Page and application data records
────────────────────────────────────────

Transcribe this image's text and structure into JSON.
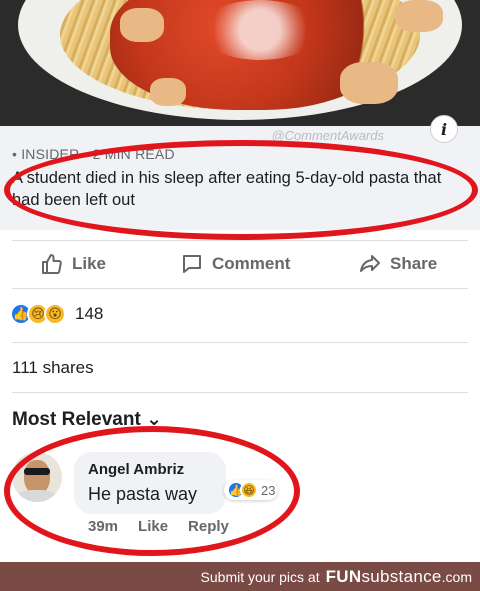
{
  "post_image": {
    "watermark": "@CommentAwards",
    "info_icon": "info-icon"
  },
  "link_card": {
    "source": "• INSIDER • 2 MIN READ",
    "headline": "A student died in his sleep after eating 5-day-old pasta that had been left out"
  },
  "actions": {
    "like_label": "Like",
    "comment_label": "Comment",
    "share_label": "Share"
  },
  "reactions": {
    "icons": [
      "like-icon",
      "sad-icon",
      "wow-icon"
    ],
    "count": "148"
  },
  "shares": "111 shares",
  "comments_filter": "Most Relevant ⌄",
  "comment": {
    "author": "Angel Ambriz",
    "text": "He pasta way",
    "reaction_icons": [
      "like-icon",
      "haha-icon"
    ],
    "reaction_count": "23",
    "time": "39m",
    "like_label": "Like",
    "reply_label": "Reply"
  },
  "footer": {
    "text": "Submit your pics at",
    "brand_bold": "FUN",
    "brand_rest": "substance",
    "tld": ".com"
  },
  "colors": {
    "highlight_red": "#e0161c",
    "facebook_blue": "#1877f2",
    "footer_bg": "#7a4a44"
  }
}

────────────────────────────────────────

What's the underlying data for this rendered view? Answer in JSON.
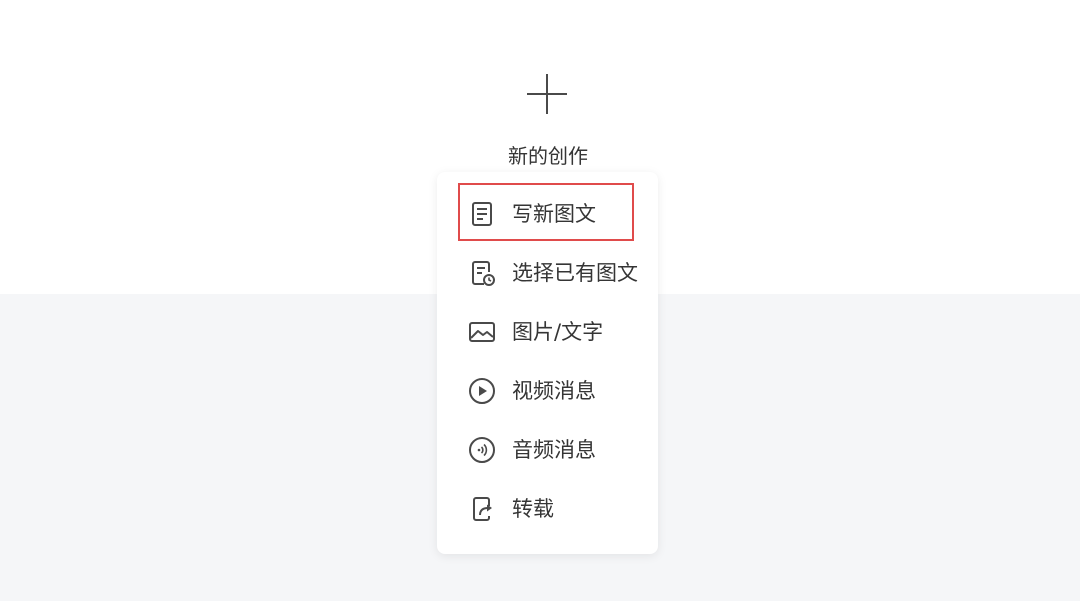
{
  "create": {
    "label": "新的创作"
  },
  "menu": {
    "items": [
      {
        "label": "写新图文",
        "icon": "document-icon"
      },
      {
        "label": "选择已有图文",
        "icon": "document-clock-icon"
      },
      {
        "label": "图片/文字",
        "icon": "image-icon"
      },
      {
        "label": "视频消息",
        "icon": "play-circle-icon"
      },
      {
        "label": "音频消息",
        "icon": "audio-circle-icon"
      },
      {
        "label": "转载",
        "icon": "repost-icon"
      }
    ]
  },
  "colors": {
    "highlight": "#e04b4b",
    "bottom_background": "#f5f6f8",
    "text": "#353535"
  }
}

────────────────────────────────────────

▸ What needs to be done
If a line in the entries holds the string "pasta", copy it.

▸ Answer area
    "headline": "A student died in his sleep after eating 5-day-old pasta that had been left out"
    "text": "He pasta way",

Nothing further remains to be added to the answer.